● EXERCISE AIM: For the data that follows, report how many lines include the string "will", and write the number alone.

● EXTRACTED DATA:
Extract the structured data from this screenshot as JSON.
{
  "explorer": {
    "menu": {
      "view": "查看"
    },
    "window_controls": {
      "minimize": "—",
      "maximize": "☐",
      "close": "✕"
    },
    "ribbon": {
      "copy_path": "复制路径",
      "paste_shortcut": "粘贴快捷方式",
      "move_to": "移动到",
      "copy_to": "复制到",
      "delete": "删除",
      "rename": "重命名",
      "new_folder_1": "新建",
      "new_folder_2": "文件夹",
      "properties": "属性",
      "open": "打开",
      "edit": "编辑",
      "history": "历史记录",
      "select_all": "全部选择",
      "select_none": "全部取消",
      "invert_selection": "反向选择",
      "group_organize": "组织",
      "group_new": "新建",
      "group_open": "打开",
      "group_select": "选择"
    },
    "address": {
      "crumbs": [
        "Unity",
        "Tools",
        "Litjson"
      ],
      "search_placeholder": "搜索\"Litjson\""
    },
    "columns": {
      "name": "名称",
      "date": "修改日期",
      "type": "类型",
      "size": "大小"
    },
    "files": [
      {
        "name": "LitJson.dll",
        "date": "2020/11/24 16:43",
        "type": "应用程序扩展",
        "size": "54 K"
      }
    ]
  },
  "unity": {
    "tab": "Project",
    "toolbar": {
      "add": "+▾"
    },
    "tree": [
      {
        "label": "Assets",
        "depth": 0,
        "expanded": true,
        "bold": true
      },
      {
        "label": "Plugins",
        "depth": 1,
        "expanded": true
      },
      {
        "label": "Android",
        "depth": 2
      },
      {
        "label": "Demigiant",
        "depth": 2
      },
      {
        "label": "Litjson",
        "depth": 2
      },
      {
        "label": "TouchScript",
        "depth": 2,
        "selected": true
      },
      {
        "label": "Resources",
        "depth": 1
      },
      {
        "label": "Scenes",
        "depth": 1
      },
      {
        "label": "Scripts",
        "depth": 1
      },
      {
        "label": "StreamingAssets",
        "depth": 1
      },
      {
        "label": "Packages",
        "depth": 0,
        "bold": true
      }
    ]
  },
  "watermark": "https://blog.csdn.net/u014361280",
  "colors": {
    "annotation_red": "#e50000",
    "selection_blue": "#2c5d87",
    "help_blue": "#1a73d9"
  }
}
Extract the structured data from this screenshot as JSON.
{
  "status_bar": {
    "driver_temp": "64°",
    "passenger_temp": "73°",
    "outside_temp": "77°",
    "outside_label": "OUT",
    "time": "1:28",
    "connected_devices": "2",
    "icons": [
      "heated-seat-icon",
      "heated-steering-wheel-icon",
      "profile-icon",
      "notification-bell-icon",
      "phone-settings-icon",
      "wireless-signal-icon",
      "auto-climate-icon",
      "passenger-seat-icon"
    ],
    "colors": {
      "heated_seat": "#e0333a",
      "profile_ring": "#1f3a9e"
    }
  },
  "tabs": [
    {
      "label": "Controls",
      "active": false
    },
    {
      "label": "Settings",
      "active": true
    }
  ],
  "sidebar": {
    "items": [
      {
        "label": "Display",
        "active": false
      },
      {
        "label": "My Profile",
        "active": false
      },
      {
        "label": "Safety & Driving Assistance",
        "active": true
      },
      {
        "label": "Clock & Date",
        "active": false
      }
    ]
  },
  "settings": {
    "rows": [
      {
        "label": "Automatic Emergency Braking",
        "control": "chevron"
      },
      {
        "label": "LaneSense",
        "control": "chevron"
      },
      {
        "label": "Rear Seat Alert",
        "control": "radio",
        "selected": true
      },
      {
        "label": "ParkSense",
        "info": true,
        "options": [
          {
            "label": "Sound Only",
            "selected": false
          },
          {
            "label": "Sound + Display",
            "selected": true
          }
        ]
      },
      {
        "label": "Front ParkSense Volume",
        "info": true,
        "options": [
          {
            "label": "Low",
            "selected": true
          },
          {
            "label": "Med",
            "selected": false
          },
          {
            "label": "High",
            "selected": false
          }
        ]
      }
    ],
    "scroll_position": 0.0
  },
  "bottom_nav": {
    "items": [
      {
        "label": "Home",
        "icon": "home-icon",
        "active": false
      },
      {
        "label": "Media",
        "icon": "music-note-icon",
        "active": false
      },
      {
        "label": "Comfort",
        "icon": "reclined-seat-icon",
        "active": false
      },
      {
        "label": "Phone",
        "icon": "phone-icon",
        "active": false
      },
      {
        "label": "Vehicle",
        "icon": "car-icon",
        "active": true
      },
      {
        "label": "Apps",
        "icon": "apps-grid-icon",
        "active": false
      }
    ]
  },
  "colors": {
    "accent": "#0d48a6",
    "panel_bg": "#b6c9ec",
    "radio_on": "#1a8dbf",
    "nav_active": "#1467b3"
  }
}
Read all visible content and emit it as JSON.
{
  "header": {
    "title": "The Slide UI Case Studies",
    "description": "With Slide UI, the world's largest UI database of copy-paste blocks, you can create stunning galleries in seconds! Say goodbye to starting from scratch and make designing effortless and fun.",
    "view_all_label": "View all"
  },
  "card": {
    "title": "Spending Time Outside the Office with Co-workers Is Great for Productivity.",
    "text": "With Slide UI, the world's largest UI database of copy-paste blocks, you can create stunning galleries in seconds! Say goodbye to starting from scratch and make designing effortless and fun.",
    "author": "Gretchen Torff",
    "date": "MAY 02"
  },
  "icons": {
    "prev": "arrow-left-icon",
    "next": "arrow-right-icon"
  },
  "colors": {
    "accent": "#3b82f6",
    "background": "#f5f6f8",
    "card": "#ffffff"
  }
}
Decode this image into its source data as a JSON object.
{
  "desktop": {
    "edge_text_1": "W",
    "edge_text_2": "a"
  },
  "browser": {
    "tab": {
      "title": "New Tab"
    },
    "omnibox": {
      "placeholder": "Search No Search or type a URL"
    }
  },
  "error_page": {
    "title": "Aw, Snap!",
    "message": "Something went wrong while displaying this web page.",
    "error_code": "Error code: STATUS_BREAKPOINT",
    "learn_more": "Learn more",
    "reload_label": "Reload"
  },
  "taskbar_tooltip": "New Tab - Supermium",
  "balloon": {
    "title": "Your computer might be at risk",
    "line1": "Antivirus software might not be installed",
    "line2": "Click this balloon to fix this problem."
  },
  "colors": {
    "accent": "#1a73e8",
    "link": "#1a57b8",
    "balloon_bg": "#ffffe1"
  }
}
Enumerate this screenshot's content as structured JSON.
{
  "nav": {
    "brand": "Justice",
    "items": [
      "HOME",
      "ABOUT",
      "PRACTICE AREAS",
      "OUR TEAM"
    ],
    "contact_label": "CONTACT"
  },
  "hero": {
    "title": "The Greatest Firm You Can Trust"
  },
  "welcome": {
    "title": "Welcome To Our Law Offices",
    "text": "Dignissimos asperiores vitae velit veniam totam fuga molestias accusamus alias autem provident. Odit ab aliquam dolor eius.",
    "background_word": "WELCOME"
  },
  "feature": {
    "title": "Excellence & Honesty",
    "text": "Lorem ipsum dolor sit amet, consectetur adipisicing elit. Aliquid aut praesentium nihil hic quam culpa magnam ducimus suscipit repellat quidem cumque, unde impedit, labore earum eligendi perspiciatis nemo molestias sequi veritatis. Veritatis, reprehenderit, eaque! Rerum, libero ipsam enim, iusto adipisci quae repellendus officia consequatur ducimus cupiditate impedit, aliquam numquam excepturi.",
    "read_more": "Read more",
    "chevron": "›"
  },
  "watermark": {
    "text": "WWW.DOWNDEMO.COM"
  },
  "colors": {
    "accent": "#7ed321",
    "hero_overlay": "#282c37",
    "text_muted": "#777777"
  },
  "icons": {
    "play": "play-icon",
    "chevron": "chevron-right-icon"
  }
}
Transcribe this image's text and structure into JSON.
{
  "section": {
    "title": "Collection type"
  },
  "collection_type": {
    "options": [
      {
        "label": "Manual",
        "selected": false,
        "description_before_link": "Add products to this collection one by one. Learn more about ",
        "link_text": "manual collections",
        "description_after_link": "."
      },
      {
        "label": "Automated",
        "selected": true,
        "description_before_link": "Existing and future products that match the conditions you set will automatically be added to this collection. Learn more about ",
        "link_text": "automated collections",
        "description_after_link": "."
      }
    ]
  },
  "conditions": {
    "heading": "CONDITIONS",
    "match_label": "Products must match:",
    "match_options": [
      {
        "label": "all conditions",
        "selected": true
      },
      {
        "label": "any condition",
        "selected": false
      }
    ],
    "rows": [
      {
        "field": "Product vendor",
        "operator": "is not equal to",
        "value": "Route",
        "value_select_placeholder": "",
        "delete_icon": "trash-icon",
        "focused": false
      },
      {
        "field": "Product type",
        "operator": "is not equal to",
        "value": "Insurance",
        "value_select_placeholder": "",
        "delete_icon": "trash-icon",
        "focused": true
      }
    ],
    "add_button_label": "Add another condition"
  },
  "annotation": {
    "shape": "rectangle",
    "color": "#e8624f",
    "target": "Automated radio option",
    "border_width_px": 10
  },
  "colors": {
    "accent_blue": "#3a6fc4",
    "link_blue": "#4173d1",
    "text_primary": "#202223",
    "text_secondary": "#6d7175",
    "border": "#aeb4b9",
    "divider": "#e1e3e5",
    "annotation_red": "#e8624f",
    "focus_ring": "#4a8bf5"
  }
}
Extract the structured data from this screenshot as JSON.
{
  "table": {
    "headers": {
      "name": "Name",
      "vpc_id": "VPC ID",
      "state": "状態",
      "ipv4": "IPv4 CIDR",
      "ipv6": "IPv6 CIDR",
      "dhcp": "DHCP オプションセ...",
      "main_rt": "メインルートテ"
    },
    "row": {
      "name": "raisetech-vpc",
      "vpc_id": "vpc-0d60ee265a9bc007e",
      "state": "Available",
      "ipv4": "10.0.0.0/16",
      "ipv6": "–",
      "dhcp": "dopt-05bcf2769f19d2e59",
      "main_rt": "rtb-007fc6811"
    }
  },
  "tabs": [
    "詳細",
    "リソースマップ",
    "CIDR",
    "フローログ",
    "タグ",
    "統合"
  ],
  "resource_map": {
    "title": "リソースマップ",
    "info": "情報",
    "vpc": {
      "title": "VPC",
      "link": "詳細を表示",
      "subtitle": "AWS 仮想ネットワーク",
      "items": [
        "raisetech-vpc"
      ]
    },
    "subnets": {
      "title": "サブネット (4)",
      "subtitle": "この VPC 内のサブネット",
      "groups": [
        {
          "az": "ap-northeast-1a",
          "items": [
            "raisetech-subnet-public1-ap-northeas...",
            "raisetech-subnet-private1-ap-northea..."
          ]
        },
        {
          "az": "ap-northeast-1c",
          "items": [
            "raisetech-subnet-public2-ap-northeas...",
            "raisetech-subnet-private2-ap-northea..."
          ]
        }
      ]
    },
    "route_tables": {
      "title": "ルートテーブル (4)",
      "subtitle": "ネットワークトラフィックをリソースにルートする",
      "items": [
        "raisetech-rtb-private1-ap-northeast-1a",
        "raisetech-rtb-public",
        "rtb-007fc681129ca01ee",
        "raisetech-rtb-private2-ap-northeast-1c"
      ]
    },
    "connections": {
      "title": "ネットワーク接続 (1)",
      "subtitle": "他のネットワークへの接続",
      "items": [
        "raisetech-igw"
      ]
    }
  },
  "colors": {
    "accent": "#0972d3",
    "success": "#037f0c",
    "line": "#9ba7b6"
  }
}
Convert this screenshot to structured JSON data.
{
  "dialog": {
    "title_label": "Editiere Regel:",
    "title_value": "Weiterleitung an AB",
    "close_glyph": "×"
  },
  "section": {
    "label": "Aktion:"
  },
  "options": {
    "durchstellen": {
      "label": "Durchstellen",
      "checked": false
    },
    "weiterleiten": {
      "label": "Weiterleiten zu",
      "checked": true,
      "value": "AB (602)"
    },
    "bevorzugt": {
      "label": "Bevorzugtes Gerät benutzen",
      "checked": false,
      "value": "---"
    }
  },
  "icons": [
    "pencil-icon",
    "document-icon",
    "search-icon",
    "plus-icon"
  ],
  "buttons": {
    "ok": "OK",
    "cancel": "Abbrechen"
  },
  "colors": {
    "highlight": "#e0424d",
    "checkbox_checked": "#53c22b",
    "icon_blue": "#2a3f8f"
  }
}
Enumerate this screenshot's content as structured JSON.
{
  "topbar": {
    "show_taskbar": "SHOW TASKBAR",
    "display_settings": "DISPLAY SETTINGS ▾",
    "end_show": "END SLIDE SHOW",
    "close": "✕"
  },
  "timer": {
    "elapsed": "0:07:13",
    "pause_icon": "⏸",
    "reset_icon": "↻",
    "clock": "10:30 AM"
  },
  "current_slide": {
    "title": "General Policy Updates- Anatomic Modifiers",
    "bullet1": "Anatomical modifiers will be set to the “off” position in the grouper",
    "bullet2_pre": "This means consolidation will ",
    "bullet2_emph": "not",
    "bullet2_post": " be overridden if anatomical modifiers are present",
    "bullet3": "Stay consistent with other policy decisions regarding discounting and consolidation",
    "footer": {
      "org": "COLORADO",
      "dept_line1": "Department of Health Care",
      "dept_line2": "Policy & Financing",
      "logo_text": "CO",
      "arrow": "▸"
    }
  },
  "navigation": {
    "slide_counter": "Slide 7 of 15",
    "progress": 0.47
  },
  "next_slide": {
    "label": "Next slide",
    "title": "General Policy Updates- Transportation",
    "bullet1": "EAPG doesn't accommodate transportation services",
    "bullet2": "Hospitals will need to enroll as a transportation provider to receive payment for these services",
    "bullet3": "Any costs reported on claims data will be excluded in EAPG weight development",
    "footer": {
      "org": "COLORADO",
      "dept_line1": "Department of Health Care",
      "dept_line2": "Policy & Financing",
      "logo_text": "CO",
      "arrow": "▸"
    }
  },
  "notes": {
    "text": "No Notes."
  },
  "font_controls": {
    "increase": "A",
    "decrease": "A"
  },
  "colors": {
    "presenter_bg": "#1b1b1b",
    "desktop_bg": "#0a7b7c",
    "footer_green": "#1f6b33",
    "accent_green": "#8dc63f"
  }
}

● ANSWER TO THIS EXERCISE: 5